| YOUR INSTRUCTIONS |
Go through the material below and return each line with the string "text" in it.

| THE RECORDS |
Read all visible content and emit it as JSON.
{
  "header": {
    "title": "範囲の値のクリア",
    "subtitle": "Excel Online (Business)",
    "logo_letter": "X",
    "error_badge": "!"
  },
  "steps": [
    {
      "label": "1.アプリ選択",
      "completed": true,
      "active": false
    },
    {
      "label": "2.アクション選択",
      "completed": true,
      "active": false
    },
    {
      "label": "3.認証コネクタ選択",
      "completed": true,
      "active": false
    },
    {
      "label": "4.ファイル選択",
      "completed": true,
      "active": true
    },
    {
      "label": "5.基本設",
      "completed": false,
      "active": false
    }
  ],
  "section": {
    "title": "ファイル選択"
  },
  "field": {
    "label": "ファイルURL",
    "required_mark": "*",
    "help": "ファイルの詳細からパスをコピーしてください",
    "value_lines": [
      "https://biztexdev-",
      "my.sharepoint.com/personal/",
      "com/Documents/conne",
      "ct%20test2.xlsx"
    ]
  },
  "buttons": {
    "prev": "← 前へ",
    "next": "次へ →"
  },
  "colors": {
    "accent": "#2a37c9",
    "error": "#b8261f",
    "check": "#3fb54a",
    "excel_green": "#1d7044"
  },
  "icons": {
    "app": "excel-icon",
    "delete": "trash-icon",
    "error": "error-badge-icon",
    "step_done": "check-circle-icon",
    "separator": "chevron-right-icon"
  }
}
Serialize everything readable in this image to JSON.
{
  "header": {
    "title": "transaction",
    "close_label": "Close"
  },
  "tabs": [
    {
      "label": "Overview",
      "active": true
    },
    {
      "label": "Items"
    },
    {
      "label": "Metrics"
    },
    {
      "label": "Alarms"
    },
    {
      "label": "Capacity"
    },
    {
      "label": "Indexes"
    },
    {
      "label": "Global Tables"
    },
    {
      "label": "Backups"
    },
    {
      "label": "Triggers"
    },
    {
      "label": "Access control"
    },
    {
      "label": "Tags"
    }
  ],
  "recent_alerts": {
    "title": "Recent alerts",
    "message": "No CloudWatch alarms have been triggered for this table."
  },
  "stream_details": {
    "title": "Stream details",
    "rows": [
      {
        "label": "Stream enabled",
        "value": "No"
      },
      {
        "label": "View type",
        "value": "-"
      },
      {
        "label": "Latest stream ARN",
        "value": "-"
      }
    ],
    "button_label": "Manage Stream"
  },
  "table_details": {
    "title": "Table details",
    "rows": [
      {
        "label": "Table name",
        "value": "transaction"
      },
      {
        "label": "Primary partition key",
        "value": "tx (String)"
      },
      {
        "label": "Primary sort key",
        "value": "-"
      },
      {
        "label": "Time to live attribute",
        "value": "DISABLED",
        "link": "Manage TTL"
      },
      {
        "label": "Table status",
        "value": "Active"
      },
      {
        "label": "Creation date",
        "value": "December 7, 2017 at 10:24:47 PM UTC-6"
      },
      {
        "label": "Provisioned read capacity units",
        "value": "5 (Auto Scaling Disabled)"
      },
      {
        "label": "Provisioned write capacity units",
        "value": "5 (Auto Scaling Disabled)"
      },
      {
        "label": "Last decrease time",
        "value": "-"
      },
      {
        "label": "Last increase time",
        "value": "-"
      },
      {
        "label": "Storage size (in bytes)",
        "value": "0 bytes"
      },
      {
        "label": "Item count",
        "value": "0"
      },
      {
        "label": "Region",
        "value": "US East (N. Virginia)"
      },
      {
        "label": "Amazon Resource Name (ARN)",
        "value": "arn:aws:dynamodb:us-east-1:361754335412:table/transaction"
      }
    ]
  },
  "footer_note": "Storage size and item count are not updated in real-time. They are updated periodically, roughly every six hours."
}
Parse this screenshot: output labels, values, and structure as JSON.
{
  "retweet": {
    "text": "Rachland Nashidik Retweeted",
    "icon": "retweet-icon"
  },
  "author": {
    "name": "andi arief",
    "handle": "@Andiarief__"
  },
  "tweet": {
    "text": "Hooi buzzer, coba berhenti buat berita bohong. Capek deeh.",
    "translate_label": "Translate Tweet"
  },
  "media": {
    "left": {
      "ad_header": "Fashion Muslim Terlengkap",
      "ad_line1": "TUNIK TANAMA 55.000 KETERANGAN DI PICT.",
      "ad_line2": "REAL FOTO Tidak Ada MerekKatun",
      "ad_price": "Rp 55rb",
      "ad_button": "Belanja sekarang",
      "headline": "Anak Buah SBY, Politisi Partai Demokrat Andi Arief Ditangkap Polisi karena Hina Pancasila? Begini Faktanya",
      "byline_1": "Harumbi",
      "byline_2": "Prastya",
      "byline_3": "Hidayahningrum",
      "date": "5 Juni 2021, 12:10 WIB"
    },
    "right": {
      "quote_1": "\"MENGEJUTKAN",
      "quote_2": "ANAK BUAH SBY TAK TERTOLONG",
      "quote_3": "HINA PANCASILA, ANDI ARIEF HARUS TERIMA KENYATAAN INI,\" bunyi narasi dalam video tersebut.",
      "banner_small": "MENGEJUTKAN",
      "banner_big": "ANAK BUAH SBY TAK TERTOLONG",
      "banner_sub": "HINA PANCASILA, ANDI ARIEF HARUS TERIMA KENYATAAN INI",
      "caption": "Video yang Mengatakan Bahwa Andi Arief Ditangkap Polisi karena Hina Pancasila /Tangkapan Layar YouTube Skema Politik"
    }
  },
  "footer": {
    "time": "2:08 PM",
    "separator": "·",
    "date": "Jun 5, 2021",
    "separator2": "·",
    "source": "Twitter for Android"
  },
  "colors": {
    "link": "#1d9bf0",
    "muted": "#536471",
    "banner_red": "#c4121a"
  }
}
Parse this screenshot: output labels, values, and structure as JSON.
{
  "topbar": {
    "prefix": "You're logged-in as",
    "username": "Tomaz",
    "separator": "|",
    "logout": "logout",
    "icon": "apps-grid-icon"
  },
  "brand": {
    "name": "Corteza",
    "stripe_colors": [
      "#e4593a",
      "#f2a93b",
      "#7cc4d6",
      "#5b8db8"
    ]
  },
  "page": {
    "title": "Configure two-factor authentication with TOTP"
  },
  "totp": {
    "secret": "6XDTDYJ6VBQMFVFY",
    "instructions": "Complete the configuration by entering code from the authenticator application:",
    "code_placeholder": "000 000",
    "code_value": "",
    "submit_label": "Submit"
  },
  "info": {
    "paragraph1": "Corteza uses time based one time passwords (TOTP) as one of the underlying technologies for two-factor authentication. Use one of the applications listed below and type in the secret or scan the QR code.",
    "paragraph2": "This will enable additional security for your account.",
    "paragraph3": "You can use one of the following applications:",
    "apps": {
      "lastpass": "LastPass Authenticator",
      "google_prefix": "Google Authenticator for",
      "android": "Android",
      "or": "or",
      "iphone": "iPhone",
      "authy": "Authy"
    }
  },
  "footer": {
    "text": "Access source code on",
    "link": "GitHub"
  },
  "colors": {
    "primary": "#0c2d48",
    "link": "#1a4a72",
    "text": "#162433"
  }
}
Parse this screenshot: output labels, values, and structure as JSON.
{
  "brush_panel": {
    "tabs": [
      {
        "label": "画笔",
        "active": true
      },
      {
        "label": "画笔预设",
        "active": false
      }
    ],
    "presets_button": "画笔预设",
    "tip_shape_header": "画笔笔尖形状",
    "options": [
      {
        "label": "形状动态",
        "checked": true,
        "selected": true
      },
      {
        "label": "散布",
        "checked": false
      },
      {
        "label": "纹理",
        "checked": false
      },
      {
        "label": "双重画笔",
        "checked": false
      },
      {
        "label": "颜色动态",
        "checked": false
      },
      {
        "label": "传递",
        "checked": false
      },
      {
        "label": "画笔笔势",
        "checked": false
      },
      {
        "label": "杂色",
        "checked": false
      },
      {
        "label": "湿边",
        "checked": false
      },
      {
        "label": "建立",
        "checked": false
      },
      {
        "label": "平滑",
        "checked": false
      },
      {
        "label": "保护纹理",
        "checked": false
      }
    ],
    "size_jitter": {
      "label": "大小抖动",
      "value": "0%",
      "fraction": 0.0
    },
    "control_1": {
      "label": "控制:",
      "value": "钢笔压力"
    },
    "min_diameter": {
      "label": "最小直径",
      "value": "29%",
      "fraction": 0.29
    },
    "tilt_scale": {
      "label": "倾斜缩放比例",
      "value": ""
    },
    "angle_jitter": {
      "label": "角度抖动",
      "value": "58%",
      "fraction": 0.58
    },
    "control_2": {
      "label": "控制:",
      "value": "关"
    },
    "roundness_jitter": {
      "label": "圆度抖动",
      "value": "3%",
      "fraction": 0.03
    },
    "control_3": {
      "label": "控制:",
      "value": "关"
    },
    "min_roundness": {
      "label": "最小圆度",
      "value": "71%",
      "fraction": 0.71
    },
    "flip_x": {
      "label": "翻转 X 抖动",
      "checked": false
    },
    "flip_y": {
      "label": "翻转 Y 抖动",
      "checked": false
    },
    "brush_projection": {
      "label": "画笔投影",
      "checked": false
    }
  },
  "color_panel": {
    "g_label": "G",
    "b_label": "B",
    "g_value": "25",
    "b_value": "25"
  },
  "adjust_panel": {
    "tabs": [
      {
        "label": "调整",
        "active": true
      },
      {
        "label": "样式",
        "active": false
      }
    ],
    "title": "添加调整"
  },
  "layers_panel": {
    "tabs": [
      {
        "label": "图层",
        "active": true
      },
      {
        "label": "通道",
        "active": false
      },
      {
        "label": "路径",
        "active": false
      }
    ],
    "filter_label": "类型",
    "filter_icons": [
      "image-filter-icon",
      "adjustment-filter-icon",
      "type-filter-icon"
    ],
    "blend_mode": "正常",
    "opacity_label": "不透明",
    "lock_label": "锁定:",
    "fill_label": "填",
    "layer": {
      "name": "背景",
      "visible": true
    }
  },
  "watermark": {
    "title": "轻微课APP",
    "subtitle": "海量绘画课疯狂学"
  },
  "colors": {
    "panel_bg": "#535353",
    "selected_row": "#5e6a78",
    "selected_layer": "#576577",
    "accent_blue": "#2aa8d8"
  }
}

| SOLUTION |
    "text": "Rachland Nashidik Retweeted",
    "text": "Hooi buzzer, coba berhenti buat berita bohong. Capek deeh.",
    "text": "Access source code on",
    "text": "#162433"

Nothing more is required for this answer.